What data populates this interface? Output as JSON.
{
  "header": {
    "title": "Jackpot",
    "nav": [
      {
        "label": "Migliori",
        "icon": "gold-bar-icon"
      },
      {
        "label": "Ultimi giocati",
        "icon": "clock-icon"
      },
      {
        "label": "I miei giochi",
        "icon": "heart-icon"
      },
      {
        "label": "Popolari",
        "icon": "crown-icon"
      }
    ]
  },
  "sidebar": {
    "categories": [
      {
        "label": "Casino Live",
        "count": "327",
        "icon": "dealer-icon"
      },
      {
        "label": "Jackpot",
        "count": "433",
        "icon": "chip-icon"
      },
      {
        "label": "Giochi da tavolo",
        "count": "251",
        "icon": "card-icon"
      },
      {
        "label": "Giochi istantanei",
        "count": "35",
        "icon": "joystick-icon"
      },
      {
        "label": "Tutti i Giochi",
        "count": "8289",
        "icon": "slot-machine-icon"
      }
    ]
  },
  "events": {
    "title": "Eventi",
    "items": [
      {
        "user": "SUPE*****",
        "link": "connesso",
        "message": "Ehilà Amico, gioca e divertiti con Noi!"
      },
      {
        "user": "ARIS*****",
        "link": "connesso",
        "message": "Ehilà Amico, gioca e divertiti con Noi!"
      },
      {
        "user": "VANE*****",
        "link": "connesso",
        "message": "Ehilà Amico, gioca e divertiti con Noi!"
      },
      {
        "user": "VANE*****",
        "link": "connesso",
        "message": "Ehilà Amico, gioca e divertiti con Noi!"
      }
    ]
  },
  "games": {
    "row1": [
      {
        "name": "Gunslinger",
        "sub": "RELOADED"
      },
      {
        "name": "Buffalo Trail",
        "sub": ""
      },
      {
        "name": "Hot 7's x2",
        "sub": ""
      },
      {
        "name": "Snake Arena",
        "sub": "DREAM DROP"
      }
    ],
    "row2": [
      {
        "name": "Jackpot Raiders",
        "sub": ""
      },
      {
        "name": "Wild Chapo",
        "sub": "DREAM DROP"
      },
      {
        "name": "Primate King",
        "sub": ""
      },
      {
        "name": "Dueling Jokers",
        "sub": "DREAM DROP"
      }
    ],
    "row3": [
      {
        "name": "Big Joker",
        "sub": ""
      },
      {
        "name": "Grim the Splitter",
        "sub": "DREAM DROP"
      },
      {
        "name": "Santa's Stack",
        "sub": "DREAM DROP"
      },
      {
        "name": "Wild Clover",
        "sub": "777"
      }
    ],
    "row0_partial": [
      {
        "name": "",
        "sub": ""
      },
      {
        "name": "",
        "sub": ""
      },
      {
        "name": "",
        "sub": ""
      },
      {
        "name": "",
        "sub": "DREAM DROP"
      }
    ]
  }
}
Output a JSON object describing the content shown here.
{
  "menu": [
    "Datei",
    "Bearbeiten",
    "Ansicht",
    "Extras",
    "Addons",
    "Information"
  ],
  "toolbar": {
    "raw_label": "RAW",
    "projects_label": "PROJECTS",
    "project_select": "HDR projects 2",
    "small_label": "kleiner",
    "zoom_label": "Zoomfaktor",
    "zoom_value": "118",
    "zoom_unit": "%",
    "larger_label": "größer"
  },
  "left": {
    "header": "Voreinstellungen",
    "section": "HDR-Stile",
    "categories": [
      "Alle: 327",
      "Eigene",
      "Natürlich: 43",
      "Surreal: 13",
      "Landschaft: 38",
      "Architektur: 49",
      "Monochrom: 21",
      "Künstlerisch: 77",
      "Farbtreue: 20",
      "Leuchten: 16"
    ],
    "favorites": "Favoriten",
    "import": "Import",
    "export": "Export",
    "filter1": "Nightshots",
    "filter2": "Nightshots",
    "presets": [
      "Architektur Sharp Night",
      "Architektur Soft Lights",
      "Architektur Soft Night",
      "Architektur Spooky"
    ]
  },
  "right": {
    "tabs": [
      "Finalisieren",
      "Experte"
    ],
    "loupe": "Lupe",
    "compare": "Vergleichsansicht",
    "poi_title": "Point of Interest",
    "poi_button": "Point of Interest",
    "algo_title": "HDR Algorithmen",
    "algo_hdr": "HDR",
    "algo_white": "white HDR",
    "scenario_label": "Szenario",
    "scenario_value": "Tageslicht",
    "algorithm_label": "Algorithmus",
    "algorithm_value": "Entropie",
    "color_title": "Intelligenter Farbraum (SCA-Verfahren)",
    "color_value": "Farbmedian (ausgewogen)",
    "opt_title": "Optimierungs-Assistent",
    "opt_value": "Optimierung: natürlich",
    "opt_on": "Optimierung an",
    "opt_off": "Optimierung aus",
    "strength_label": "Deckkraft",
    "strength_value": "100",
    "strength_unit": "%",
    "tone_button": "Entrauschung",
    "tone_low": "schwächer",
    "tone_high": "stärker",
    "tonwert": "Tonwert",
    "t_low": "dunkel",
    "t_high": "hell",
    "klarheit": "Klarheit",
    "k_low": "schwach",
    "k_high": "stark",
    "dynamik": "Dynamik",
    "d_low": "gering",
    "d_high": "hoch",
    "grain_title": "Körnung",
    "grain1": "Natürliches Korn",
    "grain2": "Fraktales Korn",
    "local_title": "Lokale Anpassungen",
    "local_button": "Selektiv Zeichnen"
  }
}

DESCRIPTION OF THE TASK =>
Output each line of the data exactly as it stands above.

ANSWER TO THIS EXERCISE =>
What data populates this interface? Output as JSON.
{
  "header": {
    "title": "Jackpot",
    "nav": [
      {
        "label": "Migliori",
        "icon": "gold-bar-icon"
      },
      {
        "label": "Ultimi giocati",
        "icon": "clock-icon"
      },
      {
        "label": "I miei giochi",
        "icon": "heart-icon"
      },
      {
        "label": "Popolari",
        "icon": "crown-icon"
      }
    ]
  },
  "sidebar": {
    "categories": [
      {
        "label": "Casino Live",
        "count": "327",
        "icon": "dealer-icon"
      },
      {
        "label": "Jackpot",
        "count": "433",
        "icon": "chip-icon"
      },
      {
        "label": "Giochi da tavolo",
        "count": "251",
        "icon": "card-icon"
      },
      {
        "label": "Giochi istantanei",
        "count": "35",
        "icon": "joystick-icon"
      },
      {
        "label": "Tutti i Giochi",
        "count": "8289",
        "icon": "slot-machine-icon"
      }
    ]
  },
  "events": {
    "title": "Eventi",
    "items": [
      {
        "user": "SUPE*****",
        "link": "connesso",
        "message": "Ehilà Amico, gioca e divertiti con Noi!"
      },
      {
        "user": "ARIS*****",
        "link": "connesso",
        "message": "Ehilà Amico, gioca e divertiti con Noi!"
      },
      {
        "user": "VANE*****",
        "link": "connesso",
        "message": "Ehilà Amico, gioca e divertiti con Noi!"
      },
      {
        "user": "VANE*****",
        "link": "connesso",
        "message": "Ehilà Amico, gioca e divertiti con Noi!"
      }
    ]
  },
  "games": {
    "row1": [
      {
        "name": "Gunslinger",
        "sub": "RELOADED"
      },
      {
        "name": "Buffalo Trail",
        "sub": ""
      },
      {
        "name": "Hot 7's x2",
        "sub": ""
      },
      {
        "name": "Snake Arena",
        "sub": "DREAM DROP"
      }
    ],
    "row2": [
      {
        "name": "Jackpot Raiders",
        "sub": ""
      },
      {
        "name": "Wild Chapo",
        "sub": "DREAM DROP"
      },
      {
        "name": "Primate King",
        "sub": ""
      },
      {
        "name": "Dueling Jokers",
        "sub": "DREAM DROP"
      }
    ],
    "row3": [
      {
        "name": "Big Joker",
        "sub": ""
      },
      {
        "name": "Grim the Splitter",
        "sub": "DREAM DROP"
      },
      {
        "name": "Santa's Stack",
        "sub": "DREAM DROP"
      },
      {
        "name": "Wild Clover",
        "sub": "777"
      }
    ],
    "row0_partial": [
      {
        "name": "",
        "sub": ""
      },
      {
        "name": "",
        "sub": ""
      },
      {
        "name": "",
        "sub": ""
      },
      {
        "name": "",
        "sub": "DREAM DROP"
      }
    ]
  }
}
Output a JSON object describing the content shown here.
{
  "menu": [
    "Datei",
    "Bearbeiten",
    "Ansicht",
    "Extras",
    "Addons",
    "Information"
  ],
  "toolbar": {
    "raw_label": "RAW",
    "projects_label": "PROJECTS",
    "project_select": "HDR projects 2",
    "small_label": "kleiner",
    "zoom_label": "Zoomfaktor",
    "zoom_value": "118",
    "zoom_unit": "%",
    "larger_label": "größer"
  },
  "left": {
    "header": "Voreinstellungen",
    "section": "HDR-Stile",
    "categories": [
      "Alle: 327",
      "Eigene",
      "Natürlich: 43",
      "Surreal: 13",
      "Landschaft: 38",
      "Architektur: 49",
      "Monochrom: 21",
      "Künstlerisch: 77",
      "Farbtreue: 20",
      "Leuchten: 16"
    ],
    "favorites": "Favoriten",
    "import": "Import",
    "export": "Export",
    "filter1": "Nightshots",
    "filter2": "Nightshots",
    "presets": [
      "Architektur Sharp Night",
      "Architektur Soft Lights",
      "Architektur Soft Night",
      "Architektur Spooky"
    ]
  },
  "right": {
    "tabs": [
      "Finalisieren",
      "Experte"
    ],
    "loupe": "Lupe",
    "compare": "Vergleichsansicht",
    "poi_title": "Point of Interest",
    "poi_button": "Point of Interest",
    "algo_title": "HDR Algorithmen",
    "algo_hdr": "HDR",
    "algo_white": "white HDR",
    "scenario_label": "Szenario",
    "scenario_value": "Tageslicht",
    "algorithm_label": "Algorithmus",
    "algorithm_value": "Entropie",
    "color_title": "Intelligenter Farbraum (SCA-Verfahren)",
    "color_value": "Farbmedian (ausgewogen)",
    "opt_title": "Optimierungs-Assistent",
    "opt_value": "Optimierung: natürlich",
    "opt_on": "Optimierung an",
    "opt_off": "Optimierung aus",
    "strength_label": "Deckkraft",
    "strength_value": "100",
    "strength_unit": "%",
    "tone_button": "Entrauschung",
    "tone_low": "schwächer",
    "tone_high": "stärker",
    "tonwert": "Tonwert",
    "t_low": "dunkel",
    "t_high": "hell",
    "klarheit": "Klarheit",
    "k_low": "schwach",
    "k_high": "stark",
    "dynamik": "Dynamik",
    "d_low": "gering",
    "d_high": "hoch",
    "grain_title": "Körnung",
    "grain1": "Natürliches Korn",
    "grain2": "Fraktales Korn",
    "local_title": "Lokale Anpassungen",
    "local_button": "Selektiv Zeichnen"
  }
}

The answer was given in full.